Mediation er en kontant og effektiv metode, som flere og flere advokater har fået øje på og bruger som alternativ til sure og dyre retssager. I Løsningens labyrint fortæller en række garvede advokater om deres erfaringer med mediation og om, hvorfor metoden er en gave til erhvervslivet.

Der er skrevet mange teoretiske bøger om alternativ konfliktmægling, men intet taler så klart som eksempler, intet er så lærerigt som at høre om folks praktiske erfaringer. Om hvordan det lader sig gøre at få hidsige, stridende parter til at tale sammen igen. Finde en løsning og måske bevare et samarbejde.
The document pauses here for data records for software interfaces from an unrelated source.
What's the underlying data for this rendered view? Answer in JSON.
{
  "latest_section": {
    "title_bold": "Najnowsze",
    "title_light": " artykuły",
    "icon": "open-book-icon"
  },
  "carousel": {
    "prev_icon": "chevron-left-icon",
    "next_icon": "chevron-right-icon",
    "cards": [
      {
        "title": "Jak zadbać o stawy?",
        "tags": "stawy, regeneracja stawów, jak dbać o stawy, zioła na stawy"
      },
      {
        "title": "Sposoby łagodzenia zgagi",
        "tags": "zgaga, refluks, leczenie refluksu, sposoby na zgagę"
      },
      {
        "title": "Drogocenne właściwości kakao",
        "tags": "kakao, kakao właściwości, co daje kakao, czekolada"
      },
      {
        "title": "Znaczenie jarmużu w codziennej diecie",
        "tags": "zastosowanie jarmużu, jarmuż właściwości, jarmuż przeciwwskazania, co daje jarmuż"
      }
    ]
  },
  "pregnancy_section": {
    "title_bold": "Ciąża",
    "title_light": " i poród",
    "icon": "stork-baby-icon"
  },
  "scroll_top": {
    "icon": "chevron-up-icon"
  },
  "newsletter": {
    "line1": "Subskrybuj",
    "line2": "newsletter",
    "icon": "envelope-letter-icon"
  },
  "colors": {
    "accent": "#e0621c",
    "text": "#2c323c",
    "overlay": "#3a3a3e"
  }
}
Og modsat: hvad der sker, når det hele kikser for dem og mediatoren.

Løsningens Labyrint er skrevet af Carsten Juul i samarbejde med Thomas Samsø Bloch og kan købes som papir- eller e-bog på DJØF’s forlag.

Med bogen følger tillige en podcast serie, hvor du kan høre en række garvede mediatoradvokater fortælle om deres praktiske erfaringer med mediation.

Du kan finde podcastserien “løsningens labyrint”, hvor du henter podcasts, eller lytte til afsnittene her.